Dataset entries
::::::::

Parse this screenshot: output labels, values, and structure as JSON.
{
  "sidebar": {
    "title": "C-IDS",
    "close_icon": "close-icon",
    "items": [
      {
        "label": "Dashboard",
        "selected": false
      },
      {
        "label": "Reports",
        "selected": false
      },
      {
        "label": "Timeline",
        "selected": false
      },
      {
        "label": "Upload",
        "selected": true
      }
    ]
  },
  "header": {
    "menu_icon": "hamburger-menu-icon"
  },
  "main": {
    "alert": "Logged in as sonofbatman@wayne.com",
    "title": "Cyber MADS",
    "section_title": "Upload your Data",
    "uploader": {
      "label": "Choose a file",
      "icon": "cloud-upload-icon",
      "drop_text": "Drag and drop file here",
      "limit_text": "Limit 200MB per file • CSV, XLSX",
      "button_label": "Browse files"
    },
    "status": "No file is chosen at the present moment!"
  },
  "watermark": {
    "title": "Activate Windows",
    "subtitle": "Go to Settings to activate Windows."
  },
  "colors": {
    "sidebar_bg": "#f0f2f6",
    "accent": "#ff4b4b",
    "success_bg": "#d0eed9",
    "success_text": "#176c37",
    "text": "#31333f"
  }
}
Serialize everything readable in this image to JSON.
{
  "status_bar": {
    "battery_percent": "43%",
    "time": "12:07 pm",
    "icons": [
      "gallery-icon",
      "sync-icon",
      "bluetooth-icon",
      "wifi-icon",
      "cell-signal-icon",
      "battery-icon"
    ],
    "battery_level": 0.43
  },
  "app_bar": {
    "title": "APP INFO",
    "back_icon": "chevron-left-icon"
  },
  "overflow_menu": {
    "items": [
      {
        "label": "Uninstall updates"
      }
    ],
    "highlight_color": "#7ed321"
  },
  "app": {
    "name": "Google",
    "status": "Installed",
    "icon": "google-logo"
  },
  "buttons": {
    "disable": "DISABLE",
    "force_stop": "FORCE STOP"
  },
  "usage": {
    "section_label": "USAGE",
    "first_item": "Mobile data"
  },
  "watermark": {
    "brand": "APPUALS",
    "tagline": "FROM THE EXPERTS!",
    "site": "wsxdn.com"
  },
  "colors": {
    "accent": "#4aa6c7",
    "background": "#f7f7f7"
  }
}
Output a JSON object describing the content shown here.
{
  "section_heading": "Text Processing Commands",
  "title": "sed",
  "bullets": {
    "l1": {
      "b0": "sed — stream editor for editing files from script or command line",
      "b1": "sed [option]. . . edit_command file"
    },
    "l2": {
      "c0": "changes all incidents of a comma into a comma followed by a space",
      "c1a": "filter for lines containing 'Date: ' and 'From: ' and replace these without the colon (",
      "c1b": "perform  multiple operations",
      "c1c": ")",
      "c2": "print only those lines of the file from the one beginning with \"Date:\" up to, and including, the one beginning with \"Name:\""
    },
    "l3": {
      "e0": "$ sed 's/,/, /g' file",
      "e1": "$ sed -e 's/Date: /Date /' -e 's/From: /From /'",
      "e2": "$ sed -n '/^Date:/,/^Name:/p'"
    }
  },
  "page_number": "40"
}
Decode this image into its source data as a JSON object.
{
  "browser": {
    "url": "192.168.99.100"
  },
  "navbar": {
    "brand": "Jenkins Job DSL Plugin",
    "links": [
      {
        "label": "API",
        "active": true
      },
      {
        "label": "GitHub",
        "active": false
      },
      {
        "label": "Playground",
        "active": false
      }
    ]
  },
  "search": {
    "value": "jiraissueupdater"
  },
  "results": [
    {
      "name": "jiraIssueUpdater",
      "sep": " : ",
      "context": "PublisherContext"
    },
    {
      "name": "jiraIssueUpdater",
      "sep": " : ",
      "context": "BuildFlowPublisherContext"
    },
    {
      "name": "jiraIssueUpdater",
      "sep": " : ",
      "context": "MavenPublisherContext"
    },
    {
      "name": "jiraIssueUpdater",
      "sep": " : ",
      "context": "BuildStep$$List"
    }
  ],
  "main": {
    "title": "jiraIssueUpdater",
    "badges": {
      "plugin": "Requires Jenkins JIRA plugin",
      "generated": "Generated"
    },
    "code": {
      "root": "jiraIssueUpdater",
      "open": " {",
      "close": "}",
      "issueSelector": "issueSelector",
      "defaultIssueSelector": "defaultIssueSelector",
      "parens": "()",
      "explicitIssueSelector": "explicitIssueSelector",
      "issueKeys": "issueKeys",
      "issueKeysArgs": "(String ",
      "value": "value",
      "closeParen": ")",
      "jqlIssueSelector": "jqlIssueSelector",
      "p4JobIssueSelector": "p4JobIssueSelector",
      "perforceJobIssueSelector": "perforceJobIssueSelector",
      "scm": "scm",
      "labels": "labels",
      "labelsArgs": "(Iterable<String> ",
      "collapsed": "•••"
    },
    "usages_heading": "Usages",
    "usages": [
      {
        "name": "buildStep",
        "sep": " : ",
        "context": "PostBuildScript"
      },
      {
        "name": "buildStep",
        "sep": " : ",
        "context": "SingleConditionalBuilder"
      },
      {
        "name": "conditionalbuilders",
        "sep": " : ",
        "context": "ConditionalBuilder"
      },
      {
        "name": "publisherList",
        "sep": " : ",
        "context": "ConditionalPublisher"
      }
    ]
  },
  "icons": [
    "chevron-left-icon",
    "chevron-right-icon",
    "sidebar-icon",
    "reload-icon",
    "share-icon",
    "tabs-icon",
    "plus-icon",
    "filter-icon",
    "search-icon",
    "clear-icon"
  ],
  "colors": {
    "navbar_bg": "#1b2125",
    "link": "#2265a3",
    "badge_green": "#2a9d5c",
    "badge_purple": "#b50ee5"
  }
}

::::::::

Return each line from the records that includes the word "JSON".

Parse this screenshot: output labels, values, and structure as JSON.
Serialize everything readable in this image to JSON.
Output a JSON object describing the content shown here.
Decode this image into its source data as a JSON object.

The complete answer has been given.